The Chairman of the Planning Committee of the Society was invited by the architect acting for the Moravian church to visit the site on 16th September to see their proposals for repairing the walls surrounding the burial ground, for which they have applied to RBKC for permission. He was joined by Jane Dorrell, a member of the Council of the Society, and Tricia Jamieson, a member of the congregation. These are important walls, parts of which enclosed the stable yard of Sir Thomas More’s house.
The Moravian Church in England was founded in 1742 by missionaries who had come to London from Moravia (now in east of the Czech Republic) in search of passage to the British colonies in order to take the Gospel to the communities living there. They realised that there was also work to do in this country and that there were people like the Wesley Brothers with whom to do it. After holding worship meetings in private homes, a permanent chapel was created at Fetter Lane in the City of London. The Fetter Lane chapel was destroyed by bombing in 1941, and in the 1960s the congregation moved to the Chelsea site.
This is where they have worshipped ever since, with the responsibility of looking after “God’s Acre,” which contains the graves of distinguished Moravians. Also buried there is an Inuit boy whom the Moravian missionaries had brought back from Canada.
We were satisfied that the proposals for repairing the walls were well considered and paid due respect to the historical importance of the walls. We saw no reason to object to the planning application.
It is interesting that The Chelsea Society’s Annual Report for 1934/35 records that the Society’s Summer Meeting was held at the Old Moravian Burial Ground on Saturday 6th July 1935, by kind invitation of the well-known artists, Mr. & Mrs. Ernest Gillick. This was the 400th Anniversary of the execution of Sir Thomas More, and an address was given by The Rt. Hon. Lord Russell of Killowen PC, one of the judges of the House of Lords, and President of the More Society. The subject of his address was Sir Thomas More as Lord Chancellor. The assembled company, which included members of the London Society, then proceeded to Chelsea Old Church where a wreath was laid on the More tomb.
The Moravian close formed the northern part of More’s Chelsea property, and the studios of Mr. & Mrs Gillick were where his stables once stood. At the Old Church, More and his family regularly worshipped. He sang in the choir and he built the tomb where his first wife is buried, and where he himself hoped to lie. Perhaps he does, for there is some evidence that his body was taken from the Tower of London by his daughter, Margaret Roper, and re-interred there, where she herself now lies.

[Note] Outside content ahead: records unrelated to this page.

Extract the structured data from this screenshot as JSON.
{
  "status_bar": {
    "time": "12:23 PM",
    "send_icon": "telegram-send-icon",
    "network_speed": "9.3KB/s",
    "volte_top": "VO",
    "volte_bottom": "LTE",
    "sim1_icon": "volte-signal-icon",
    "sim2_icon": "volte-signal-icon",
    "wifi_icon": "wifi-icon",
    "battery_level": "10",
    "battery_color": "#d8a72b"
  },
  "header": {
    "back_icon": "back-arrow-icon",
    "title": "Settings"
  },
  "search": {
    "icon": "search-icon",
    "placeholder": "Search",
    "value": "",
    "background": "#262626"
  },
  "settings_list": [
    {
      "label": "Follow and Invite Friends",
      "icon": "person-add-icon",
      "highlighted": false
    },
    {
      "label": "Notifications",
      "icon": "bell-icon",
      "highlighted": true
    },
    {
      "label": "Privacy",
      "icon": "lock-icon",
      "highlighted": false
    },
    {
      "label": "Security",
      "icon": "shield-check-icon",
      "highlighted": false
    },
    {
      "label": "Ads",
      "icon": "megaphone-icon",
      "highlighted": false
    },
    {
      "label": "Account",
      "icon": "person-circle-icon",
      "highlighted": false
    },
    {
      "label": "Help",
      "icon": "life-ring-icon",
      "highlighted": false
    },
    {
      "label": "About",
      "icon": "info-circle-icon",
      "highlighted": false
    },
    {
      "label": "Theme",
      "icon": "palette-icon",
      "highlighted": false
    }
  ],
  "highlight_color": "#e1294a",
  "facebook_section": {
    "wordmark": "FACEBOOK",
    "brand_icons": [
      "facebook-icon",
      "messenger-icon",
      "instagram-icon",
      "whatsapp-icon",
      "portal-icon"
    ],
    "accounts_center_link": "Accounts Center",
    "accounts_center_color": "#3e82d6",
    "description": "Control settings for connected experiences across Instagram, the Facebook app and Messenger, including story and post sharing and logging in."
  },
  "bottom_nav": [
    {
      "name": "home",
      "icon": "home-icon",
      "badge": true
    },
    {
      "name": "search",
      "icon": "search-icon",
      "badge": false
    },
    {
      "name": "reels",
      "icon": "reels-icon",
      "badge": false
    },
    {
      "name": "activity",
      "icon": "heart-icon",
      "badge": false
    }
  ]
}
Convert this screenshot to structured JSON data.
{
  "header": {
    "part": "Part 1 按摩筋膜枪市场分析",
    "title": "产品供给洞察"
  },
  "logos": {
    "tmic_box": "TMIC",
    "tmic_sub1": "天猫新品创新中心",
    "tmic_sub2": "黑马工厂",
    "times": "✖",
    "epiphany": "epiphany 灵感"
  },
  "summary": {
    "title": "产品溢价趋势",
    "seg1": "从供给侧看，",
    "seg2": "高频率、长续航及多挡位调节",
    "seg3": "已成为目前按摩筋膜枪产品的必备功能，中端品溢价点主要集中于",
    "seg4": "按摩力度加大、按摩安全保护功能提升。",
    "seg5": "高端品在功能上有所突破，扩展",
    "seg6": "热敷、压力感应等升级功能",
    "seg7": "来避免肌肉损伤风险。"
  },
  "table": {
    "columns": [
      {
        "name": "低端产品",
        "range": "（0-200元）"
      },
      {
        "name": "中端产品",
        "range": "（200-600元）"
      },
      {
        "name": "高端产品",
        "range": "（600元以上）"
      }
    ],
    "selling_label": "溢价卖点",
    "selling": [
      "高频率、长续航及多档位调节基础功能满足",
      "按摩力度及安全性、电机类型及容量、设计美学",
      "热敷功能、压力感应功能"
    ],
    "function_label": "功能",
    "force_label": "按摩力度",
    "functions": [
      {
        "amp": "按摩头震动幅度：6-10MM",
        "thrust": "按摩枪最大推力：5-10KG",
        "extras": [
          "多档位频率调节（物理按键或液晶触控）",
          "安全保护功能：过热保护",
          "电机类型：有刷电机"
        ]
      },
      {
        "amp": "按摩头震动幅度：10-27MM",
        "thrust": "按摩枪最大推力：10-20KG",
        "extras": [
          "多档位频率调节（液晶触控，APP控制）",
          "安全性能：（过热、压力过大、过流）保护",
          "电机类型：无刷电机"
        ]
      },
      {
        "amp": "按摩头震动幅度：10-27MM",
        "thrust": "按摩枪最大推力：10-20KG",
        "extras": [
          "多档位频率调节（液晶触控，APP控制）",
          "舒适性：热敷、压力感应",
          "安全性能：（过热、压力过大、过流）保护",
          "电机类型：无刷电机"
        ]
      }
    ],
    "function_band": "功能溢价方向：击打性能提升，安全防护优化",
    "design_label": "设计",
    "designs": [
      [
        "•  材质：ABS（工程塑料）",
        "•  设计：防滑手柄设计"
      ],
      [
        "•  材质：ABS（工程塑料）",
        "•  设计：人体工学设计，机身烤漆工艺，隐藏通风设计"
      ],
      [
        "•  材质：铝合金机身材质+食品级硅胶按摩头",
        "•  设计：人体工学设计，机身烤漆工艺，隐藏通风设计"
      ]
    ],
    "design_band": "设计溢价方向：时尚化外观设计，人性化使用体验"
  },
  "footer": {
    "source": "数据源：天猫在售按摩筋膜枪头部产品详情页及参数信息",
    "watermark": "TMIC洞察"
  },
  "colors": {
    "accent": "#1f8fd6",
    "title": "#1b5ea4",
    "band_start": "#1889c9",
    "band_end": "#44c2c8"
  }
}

Members went then to Crosby Hall for tea. Crosby Place was occupied by Sir Thomas More prior to 1523 on its original Bishopsgate site, and its beautiful Hall now stands on the site of his Chelsea garden.